British authorities release over thirty Fenian prisoners including John Devoy and Jeremiah O’Donovan Rossa. The conditional amnesty of 1871 required those released not to return to Ireland for the term of their respective sentences for treason. Devoy, O’Donovan Rossa and three others: Charles Underwood O’Connell, Henry Mulleda, and John McClure boarded the S.S. Cuba bound for New York where the ‘Cuba Five’ were greeted as heroes by their Irish brethern.
Jeremiah O’Donovan Rossa ran a ‘dynamite school’ in the United States and boasted of bombing campaigns in his self-published newspaper. He embraced new technologies of destruction and communication, ran bombing campaigns from afar and revelled in being a hate figure in Britain.
O’Donovan Rossa is best known by Pádraig Pearse’s graveside oration at his funeral in 1915, the one that concludes:
“The fools, the fools, the fools! They have left us our Fenian dead, and while Ireland holds these graves Ireland unfree shall never be at peace.”
In death O’Donovan Rossa became a unifying symbol of revolutionary continuity. In life he was more divisive. What radicalised him. The answer is relatively simple: he lived through The Great Hunger. His family were annihilated in The Great Hunger. They fell from such a high position so low that they had to emigrate. He remembered his father let some friends live in their property. They had a donkey, and he was devastated when he discovered the family were forced to eat the donkey.
On another occasion he had to bury a woman in a shallow grave. He recalled putting a pillow over her head and a tea cloth over her face. He argued very prominently that to call the Famine an act of God was an act of blasphemy, that it was the British government’s fault.

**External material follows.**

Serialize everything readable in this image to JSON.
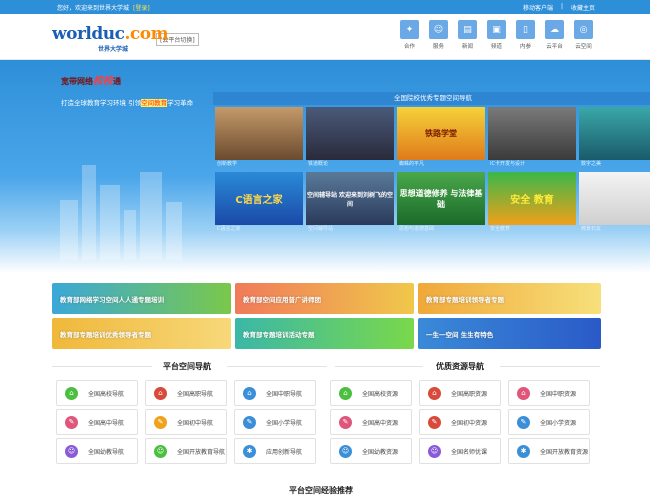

Image | The ‘Cuba 5’ From the left: John Devoy, Charles Underwood O’Connell, Henry Mulleda, Jeremiah O’Donovan Rossa and John McClure